In most cases, white tongue spots are not a cause for concern. However, if you are concerned about white tongue spots or if they last longer than two weeks or are painful, it is crucial to see a healthcare professional. Additionally, seek medical attention immediately if you notice any other symptoms, such as bleeding, bad breath, fever, difficulty swallowing, or weight loss. A medical professional, such as your family doctor or dentist, can examine your tongue and determine the underlying cause of the white tongue spots.
Your dentist may recommend tests or a biopsy to determine the underlying cause of the white tongue spots. They may take a culture to confirm the diagnosis if oral thrush is suspected. Treatment will depend on the underlying cause of the white tongue spots.
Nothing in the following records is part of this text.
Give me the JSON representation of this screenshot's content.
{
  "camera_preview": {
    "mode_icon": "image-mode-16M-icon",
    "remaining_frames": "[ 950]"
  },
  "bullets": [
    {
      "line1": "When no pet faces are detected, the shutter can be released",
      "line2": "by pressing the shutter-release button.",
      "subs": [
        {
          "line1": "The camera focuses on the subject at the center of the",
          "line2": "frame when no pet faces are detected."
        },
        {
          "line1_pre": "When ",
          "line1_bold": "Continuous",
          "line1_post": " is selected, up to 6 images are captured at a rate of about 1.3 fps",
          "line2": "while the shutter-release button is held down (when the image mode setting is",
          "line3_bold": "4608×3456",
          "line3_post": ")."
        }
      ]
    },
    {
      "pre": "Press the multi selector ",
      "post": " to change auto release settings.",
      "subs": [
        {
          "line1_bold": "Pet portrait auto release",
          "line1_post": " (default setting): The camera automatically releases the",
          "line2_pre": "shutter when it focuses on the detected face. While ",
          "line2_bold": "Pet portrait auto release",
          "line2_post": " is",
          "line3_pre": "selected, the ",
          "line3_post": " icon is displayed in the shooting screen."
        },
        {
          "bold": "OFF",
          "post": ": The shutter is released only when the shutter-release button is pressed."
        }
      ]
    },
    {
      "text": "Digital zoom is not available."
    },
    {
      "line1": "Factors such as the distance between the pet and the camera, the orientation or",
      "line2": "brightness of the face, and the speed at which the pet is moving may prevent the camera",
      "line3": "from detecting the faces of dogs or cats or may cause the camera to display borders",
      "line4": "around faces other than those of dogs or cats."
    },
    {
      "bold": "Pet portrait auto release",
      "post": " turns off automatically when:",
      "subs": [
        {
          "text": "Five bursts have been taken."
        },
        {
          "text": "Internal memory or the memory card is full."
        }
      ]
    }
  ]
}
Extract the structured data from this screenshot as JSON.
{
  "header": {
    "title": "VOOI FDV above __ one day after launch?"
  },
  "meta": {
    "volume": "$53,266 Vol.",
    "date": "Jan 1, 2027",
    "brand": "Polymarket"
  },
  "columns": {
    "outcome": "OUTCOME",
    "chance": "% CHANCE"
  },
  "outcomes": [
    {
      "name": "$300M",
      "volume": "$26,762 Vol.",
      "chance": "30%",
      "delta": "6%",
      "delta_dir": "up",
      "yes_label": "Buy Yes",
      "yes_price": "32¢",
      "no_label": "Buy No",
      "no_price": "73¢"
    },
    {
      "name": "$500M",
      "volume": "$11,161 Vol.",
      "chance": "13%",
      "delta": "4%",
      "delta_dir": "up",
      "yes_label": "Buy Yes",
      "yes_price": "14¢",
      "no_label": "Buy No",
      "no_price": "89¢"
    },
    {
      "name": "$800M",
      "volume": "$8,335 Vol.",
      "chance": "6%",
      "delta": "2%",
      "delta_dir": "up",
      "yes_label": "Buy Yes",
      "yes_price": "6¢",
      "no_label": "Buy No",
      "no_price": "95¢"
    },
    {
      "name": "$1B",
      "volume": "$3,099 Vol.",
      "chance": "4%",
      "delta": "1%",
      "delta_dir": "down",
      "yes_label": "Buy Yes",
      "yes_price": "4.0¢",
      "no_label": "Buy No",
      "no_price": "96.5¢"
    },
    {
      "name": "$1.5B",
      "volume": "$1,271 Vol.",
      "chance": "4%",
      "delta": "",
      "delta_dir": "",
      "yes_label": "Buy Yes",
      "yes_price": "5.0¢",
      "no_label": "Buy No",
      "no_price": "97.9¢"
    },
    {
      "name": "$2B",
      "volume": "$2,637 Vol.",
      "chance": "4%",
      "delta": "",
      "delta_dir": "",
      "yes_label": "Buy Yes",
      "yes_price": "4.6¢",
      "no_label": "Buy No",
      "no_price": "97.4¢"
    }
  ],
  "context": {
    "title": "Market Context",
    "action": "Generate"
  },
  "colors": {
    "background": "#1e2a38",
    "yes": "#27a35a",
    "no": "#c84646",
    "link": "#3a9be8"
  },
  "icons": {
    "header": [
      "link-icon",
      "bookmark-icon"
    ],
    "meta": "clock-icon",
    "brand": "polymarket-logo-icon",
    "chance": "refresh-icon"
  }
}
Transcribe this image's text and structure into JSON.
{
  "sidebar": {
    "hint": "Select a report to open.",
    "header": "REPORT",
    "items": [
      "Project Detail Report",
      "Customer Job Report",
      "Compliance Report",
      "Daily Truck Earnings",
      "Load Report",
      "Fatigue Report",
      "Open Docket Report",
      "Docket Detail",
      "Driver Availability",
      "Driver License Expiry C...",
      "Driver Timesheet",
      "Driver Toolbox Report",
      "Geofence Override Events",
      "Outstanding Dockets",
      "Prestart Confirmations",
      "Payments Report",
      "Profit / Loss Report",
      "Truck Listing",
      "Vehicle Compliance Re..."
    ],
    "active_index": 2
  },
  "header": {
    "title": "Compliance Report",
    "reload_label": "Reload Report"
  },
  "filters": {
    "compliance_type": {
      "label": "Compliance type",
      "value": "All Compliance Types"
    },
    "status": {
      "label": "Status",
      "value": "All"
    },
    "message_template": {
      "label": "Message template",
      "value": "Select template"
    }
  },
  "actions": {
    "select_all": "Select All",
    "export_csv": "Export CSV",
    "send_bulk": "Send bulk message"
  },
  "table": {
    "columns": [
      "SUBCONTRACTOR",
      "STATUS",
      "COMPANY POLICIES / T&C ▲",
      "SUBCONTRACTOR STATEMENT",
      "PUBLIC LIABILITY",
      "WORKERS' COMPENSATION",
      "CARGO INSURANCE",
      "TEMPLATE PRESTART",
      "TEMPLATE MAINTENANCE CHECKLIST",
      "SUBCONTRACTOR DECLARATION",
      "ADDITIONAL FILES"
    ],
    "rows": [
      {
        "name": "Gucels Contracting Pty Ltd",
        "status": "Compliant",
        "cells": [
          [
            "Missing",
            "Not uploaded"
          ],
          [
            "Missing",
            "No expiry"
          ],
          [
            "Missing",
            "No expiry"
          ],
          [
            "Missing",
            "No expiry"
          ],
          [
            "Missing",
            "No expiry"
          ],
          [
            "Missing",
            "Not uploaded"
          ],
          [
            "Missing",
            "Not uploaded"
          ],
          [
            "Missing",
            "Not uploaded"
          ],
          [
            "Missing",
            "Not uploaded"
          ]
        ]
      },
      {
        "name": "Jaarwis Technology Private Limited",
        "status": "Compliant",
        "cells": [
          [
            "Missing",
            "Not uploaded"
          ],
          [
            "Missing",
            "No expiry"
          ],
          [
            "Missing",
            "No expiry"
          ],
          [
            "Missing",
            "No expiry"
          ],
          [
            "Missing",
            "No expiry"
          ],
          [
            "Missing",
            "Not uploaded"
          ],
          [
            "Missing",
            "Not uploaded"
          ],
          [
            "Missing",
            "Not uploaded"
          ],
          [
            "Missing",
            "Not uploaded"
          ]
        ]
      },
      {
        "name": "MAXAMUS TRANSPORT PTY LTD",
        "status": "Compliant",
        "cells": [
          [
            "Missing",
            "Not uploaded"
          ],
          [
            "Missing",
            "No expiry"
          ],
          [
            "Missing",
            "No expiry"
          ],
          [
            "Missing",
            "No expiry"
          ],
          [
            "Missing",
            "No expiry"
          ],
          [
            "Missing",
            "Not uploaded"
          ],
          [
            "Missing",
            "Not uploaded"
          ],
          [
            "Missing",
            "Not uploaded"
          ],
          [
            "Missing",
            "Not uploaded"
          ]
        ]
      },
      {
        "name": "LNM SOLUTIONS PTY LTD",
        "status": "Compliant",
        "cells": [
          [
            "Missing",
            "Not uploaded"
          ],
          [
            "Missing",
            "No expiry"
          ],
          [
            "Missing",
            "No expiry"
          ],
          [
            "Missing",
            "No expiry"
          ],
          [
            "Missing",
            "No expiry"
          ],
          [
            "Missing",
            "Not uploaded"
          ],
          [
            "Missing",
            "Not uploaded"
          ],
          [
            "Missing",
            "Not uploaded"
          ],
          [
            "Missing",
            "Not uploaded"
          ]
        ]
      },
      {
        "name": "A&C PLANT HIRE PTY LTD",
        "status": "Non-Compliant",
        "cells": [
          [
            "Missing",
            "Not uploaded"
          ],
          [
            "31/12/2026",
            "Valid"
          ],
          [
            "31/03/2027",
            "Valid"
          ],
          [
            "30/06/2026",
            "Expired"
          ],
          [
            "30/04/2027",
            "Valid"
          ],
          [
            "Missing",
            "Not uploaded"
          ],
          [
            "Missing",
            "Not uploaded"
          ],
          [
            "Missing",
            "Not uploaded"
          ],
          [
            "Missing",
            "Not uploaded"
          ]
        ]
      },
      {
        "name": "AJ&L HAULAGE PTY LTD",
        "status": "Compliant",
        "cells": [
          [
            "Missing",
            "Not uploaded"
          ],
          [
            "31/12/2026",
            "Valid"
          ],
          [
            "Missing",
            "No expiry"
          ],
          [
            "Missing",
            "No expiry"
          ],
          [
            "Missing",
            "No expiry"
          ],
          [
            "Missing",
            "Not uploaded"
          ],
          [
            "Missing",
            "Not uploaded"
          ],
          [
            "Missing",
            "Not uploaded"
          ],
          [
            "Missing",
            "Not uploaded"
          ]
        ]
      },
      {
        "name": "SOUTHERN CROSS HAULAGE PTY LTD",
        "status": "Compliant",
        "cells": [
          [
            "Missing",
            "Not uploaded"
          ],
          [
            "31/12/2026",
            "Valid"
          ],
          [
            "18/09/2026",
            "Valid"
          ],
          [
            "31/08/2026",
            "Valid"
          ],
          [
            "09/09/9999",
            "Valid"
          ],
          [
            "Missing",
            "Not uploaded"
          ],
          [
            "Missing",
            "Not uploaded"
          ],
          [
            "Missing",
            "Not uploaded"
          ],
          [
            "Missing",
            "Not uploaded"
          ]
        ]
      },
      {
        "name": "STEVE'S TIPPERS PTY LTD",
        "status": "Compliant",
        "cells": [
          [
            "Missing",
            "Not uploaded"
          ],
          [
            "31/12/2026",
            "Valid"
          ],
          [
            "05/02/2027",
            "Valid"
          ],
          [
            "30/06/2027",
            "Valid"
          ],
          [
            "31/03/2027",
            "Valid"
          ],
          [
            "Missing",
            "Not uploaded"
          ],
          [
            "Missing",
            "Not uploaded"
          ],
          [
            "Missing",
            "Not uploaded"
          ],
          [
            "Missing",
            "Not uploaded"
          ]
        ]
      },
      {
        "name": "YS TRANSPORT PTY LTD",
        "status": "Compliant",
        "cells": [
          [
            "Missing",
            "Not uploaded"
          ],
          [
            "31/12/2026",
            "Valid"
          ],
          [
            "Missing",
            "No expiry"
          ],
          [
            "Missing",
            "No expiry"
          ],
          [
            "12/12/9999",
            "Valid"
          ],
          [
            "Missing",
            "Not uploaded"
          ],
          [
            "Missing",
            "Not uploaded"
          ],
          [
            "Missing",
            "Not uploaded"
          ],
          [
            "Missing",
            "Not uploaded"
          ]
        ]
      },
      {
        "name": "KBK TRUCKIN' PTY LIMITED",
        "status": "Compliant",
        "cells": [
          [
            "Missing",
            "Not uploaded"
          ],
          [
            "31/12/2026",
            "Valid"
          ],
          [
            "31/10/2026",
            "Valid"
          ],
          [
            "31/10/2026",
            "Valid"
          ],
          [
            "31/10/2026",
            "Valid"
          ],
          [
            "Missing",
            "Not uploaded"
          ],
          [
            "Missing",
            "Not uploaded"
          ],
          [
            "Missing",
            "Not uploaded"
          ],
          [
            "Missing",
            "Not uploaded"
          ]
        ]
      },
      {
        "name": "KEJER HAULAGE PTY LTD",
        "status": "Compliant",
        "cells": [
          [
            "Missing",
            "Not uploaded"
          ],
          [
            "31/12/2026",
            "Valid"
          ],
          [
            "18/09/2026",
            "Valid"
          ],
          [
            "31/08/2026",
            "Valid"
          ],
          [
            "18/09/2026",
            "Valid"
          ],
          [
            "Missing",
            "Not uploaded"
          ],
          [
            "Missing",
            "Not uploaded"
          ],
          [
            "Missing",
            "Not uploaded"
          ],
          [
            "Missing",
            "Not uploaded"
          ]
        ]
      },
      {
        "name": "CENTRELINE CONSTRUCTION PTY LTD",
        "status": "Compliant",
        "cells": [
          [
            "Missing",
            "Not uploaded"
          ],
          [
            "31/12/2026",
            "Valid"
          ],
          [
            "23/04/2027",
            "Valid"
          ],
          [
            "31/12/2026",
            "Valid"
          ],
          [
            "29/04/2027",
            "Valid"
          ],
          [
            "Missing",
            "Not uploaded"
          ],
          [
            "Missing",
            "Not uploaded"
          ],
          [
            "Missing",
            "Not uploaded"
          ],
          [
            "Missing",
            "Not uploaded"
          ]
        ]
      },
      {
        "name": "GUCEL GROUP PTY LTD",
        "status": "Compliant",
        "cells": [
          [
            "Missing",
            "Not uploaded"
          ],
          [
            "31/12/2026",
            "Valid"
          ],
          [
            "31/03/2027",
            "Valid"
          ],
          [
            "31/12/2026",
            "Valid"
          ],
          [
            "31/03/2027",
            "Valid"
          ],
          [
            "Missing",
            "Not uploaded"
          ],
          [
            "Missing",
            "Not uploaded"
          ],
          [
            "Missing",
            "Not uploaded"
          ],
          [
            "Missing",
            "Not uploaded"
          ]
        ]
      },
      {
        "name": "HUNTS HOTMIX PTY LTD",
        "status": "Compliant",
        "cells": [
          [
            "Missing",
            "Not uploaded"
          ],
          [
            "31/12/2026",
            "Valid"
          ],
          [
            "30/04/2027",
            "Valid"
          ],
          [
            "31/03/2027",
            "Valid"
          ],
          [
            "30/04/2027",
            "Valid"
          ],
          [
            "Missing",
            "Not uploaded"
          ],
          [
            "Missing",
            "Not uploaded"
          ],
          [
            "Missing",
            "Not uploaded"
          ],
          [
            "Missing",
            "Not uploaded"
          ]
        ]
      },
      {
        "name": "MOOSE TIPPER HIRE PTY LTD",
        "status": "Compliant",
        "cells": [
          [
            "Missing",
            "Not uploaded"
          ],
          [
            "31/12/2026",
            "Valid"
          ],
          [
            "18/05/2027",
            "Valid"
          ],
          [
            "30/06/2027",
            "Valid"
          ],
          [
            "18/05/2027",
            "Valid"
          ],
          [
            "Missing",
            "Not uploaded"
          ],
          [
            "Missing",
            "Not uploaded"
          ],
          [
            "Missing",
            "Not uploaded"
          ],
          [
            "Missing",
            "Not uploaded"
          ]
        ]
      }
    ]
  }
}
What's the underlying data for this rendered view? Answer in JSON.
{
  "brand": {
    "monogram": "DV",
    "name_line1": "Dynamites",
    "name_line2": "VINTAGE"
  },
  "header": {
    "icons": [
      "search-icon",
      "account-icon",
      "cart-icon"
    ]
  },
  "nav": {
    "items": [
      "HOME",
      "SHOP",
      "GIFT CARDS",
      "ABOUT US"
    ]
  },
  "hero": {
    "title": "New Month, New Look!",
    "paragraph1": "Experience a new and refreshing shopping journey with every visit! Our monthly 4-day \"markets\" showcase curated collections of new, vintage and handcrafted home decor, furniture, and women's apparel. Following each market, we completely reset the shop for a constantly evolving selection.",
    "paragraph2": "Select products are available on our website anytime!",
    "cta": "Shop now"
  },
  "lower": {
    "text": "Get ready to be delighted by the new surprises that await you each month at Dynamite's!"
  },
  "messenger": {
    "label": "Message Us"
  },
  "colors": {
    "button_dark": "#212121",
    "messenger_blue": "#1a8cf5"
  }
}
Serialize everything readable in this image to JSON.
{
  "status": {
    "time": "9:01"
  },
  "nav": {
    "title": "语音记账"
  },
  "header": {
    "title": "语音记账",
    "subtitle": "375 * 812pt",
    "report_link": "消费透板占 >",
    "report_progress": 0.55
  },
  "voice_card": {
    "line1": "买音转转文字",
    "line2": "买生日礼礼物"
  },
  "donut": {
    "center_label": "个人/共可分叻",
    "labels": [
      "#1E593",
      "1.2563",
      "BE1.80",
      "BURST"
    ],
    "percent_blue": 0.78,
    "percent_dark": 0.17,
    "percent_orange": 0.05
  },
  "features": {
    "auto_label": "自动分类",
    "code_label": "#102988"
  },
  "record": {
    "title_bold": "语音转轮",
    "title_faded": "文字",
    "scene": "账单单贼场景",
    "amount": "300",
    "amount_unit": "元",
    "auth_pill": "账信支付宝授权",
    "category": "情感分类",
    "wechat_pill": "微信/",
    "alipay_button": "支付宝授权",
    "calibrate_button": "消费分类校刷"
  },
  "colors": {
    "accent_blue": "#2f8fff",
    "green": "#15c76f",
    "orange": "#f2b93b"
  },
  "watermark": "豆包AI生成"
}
White tongue spots are not always a serious health concern, but they can be a symptom of an underlying condition. White tongue spots should not be ignored. It is important to understand the underlying causes and treatment options available. With proper diagnosis and medical treatment, they can often be resolved.
Preventive measures such as practicing good oral hygiene, avoiding smoking and alcohol consumption, and eating a balanced diet are crucial steps in preventing white tongue spots altogether. However, if you notice any unusual changes in your mouth or white tongue spots that don’t go away, are painful, or are accompanied by additional symptoms, it’s important to see a healthcare professional for an evaluation to rule out any severe underlying conditions.
The mouth is an integral part of the human body! Always take care of your oral health by brushing and flossing regularly, and ensure you get enough vitamins and minerals in your diet. Remember, prevention is key!
We can keep our mouths and bodies healthy by caring for our oral health.